Tools of the trade

Inside the Aladdin’s cave that is my workshop – just a small selection of antique and collector’s tools

I moved to Dorset when I was eight and opened my first antiques/second-hand shop aged 18. I always carried out my own restorations, making a lot of furniture and a few fitted kitchens, hence the interest in tools. I’ve always preferred using hand tools, especially planes, as they give a much better finish, but my favourites have to be old wooden moulding planes, and I have over 100 in the workshop.


A very rare antique gunmetal adjustable dovetail marker. This one is a bit of a mystery, having recently been purchased on a dark 7am morning from the back of a van. I didn’t have a clue what it was until I got home and played with it. This very classy, and probably unique, dovetail marker was very quickly snapped up by a collector friend with a good eye


An exceptionally fine set of 25 Herring carving chisels with boxwood handles

I find it much quicker using a plane than having to set up the electric router or spindle moulder. I really got hooked on the dealing side of tools when I picked up a triptych full of 72 Holtzapffel ornamental turning tools at a farm sale. I sold them out of the back of my car at Tony Murland’s auction car park, picking up more than three times as much as I paid for them within five minutes of arriving.

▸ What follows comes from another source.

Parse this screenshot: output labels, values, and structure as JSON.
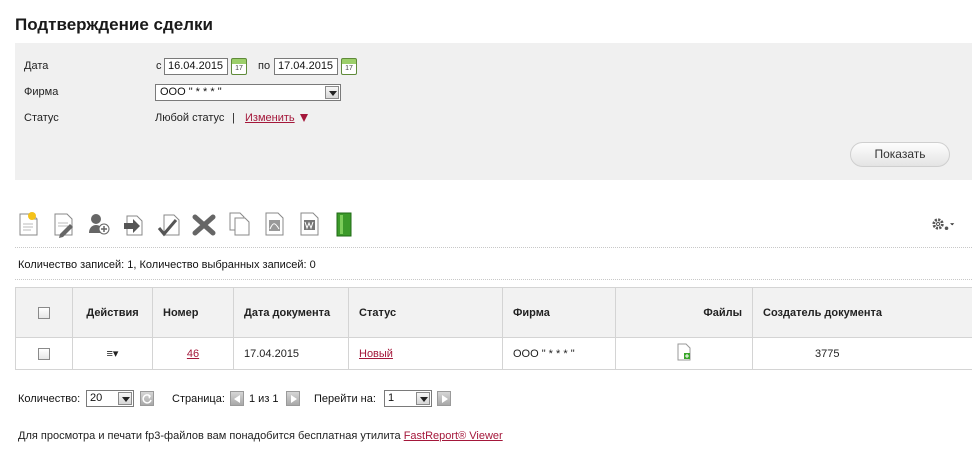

Mathieson bridle plough and sash fillister – with a chest full of tools like these, it’s a treat to get to work in the morning


In a drawer under my workbench I have a sharpening stone. I don’t recall how I came to have it, but I can’t remember not having it! Over the years, I’ve owned all sorts of grinding wheels and stones, but whenever I’ve had a job which requires that little extra, out it comes. I think it may be a Belgian Coticule variety, but I’ve never really got to grips with the differences in natural stones

I’ve been retired for about five years, and a little over a year ago, I decided to clear out my workshop. To cut a long story short, instead of getting rid of my tool collection, I started buying and selling again. I have an online shop, which I’m learning to use, and now mostly buy at auction. The auctioneers take an average of 30%, so please, if you have any good craftsman’s or collector’s tools, I’m your man and I’ll happily collect anywhere in mainland UK – we can even split the auctioneer’s share!


Everybody has a bit of luck sometimes, and mine came as I was cleaning and sorting out a box of old moulding planes hoping there might be a pair or even a small set of something. I came across a dirty mark on one of the sides, so gave it a rub like Aladdin and there it was – the elusive Granford Maker Mark 1687–1713. I guess that’s what they call a sleeper. It only happened to me once before when I bought a plane by ‘Samwell Holbeck’, which was in superb condition with a lovely mark. I bought it out of the back of a van in David Stanley’s car park, in front of 20 other treasure hunters, but that was a very long time ago

Old tools wanted for cash
If you’re wanting to sell any old tools, cash buyer Daniel Letts can promise you the best prices in the UK for vintage and used tools in good condition. He’s interested in single items, whole collections, and also does workshop clearances T: 07977 298 834
E: [email protected]